An Introduction to OAuth 2.0 and OIDC
OAuth 2.0 is a standard which enables client applications access to protected resources hosted by another service on behalf of a user. If you have ever authorized an application to read your email, post to your favorite social media site, etc, you are already familiar with the use cases OAuth 2.0 solves. At a high level, OAuth 2.0 involves the provisioning of an access token which acts as proof that authorization has been granted.
OpenID Connect (OIDC) is a simple identity layer on top of OAuth 2.0. While OAuth 2.0 was focused on handling authorization, OIDC handles authentication. OIDC can be used by client applications that wish to delegate authentication to a 3rd party. It uses the same flows and concepts from OAuth 2.0 and adds a new token called the identity token. An identity token is a JSON Web Token (JWT) and is proof of authentication.
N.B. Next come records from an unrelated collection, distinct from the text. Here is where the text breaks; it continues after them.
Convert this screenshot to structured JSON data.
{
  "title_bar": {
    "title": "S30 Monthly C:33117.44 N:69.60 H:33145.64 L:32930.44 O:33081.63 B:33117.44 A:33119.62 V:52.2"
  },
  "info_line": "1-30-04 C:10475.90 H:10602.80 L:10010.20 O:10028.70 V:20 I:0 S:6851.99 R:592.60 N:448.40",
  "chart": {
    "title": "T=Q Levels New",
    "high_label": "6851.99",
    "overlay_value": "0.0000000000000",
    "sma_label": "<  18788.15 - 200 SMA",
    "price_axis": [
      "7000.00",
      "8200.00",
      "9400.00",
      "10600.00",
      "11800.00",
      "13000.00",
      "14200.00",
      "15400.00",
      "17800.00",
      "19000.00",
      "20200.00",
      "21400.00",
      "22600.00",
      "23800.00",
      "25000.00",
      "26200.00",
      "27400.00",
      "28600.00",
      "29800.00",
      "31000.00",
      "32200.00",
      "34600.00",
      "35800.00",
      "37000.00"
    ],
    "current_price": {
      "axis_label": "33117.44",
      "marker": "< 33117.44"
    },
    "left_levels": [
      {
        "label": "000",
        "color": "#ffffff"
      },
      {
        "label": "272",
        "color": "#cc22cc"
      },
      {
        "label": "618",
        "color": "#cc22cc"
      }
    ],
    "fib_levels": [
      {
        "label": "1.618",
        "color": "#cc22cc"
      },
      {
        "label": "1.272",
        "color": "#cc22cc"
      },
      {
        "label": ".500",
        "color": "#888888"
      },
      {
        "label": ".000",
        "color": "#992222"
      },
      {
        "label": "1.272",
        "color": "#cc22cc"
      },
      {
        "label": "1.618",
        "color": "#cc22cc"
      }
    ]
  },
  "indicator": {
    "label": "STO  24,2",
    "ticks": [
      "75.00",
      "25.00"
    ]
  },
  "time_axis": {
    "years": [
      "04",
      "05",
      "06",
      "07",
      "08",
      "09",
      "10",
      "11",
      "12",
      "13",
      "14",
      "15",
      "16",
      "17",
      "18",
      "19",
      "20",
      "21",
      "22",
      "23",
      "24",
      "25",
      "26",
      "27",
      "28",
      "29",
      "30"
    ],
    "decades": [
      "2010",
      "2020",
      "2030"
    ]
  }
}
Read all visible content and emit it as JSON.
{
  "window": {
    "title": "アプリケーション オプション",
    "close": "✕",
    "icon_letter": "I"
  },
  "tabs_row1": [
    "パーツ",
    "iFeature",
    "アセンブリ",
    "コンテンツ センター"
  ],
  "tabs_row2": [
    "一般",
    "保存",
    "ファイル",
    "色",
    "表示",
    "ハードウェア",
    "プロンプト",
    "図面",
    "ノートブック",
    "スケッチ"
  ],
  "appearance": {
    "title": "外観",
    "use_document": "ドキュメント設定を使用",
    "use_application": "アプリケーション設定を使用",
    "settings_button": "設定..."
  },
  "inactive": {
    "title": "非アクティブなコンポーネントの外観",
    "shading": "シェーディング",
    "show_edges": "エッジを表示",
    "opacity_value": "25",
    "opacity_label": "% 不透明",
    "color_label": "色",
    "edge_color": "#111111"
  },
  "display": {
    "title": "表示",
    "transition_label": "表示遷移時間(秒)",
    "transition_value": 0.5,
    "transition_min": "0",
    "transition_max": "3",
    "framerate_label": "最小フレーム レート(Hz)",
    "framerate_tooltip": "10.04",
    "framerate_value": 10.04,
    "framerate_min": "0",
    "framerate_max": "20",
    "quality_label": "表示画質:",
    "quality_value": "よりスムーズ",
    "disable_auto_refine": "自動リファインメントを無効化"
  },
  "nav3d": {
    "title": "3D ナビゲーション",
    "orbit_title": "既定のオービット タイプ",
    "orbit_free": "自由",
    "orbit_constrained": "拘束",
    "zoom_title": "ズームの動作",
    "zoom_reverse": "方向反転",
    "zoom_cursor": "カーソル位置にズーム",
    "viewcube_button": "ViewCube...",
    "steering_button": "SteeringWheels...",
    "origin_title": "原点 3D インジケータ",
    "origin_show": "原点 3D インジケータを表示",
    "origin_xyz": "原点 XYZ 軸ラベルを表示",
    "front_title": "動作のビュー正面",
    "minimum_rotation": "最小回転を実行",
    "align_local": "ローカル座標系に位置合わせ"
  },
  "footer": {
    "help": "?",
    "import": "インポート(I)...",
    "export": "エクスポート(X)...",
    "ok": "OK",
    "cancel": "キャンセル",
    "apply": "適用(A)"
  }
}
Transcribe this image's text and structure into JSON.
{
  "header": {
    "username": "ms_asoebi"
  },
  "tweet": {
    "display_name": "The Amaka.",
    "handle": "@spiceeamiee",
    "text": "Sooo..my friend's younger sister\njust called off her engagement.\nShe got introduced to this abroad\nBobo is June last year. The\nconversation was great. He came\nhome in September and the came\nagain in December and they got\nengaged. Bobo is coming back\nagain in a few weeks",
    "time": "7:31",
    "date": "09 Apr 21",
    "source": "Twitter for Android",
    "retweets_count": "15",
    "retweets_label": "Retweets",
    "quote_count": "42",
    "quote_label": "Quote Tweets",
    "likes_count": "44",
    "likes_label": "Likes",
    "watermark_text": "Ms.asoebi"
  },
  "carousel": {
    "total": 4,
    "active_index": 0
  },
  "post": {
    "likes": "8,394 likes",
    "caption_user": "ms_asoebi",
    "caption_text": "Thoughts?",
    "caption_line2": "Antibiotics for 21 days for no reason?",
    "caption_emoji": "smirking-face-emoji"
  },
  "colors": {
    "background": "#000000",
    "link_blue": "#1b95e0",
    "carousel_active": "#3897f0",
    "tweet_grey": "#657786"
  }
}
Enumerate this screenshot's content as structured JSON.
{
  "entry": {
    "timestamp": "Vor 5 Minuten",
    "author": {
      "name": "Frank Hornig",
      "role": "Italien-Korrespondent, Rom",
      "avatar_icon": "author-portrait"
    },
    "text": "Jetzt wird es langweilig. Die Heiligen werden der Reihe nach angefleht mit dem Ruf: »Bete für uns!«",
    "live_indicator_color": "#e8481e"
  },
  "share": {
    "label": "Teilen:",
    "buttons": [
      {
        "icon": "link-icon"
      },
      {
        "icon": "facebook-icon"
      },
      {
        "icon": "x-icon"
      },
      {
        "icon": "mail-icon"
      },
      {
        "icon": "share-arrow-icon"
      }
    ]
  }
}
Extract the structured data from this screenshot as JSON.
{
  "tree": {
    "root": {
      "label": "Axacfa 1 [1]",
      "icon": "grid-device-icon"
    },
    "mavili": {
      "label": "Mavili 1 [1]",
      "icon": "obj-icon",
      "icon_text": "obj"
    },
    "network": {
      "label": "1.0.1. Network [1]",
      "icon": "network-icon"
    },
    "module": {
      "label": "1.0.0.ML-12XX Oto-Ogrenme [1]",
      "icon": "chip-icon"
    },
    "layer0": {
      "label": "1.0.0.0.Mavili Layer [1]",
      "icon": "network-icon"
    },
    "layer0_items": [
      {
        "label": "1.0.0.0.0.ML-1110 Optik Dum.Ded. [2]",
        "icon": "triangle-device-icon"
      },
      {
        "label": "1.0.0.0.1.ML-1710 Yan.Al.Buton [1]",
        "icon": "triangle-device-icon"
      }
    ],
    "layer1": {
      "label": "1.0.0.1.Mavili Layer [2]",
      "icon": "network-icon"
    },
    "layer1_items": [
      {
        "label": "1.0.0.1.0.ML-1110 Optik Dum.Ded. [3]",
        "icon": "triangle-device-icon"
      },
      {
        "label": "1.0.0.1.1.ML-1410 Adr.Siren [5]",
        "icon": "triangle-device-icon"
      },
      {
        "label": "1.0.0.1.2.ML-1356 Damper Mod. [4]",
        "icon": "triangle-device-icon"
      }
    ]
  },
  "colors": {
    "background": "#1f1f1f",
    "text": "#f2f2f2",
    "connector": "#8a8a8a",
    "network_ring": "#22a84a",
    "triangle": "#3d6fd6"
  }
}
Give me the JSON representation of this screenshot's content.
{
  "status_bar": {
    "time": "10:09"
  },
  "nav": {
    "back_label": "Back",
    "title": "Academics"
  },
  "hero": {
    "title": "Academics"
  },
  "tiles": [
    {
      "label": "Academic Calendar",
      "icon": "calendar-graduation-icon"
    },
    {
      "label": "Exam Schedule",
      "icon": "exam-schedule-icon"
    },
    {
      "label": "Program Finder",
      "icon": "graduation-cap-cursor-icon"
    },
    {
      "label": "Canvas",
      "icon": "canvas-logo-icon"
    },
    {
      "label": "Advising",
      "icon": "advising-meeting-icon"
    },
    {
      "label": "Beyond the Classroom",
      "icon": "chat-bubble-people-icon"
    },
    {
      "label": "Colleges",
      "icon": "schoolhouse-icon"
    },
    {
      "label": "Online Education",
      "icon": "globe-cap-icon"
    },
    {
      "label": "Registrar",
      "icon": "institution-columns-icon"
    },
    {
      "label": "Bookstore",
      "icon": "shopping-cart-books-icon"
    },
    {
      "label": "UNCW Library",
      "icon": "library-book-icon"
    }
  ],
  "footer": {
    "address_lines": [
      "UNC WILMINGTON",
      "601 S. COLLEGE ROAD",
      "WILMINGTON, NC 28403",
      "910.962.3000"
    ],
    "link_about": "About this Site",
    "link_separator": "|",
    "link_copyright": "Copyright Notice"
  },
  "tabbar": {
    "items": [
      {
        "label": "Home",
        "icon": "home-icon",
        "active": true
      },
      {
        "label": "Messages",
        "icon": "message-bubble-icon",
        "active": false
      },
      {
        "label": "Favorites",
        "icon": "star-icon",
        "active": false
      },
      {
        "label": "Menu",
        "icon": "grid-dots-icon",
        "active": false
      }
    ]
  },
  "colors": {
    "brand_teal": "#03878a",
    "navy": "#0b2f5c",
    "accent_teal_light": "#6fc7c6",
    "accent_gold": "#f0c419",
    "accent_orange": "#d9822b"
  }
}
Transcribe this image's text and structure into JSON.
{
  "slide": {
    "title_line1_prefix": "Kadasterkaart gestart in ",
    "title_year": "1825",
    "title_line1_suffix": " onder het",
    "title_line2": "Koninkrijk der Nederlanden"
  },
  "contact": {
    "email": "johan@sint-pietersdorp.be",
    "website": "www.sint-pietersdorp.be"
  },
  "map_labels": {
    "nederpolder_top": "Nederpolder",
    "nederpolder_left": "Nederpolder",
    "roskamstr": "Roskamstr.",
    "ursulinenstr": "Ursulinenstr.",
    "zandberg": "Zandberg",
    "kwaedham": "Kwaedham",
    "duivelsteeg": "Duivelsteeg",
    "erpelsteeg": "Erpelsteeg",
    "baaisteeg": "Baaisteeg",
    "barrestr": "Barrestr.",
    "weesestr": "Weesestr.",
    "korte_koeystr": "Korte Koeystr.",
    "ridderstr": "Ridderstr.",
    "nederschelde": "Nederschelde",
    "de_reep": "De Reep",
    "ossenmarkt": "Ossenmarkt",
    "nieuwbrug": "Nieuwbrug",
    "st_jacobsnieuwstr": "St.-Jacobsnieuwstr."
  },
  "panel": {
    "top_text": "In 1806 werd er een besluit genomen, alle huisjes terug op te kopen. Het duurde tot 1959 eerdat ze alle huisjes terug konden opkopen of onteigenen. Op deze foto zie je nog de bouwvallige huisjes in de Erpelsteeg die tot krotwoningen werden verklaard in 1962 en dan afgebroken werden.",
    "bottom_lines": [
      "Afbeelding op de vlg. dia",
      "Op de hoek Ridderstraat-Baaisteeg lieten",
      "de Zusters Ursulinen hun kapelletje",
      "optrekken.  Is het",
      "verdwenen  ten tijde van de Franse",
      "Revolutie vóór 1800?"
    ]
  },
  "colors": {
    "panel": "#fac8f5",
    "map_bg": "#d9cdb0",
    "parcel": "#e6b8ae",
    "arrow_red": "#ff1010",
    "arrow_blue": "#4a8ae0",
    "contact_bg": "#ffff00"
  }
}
Access tokens can also be JWTs, but they don’t have to be. This 3rd party is also responsible for safe handling of user credentials and enforcement of authentication policies such as password rotation and . They can also maintain their own authenticated session for users. So, if multiple applications wish to use the same 3rd party, the user does not have to necessarily authenticate multiple times. This is known as Single Sign-on (SSO).
There are 4 major participants. They are:
- Resource Owner - The entity that can grant access to protected resources. This is typically an end-user.
- Client Application - The entity requesting access to protected resources on behalf of another user. If the application is delegating authentication and therefore using OIDC, this is also known as the Relying Party (RP). If you’ve ever used a web application that says “Login with ABC”, it is likely using OIDC.
- Authorization/Authentication Server - The entity authenticating the resource owner, handling authorization, and providing tokens when necessary. In OIDC terms, this is known as the OpenID Provider (OP).
- Resource Server - The entity hosting protected resources.
You may be wondering, how does this actually work? There are multiple flows (also called grants) which are just ways to acquire tokens (access or ID) and each one requires a specific set of participants to execute the flow.
Here’s a typical flow: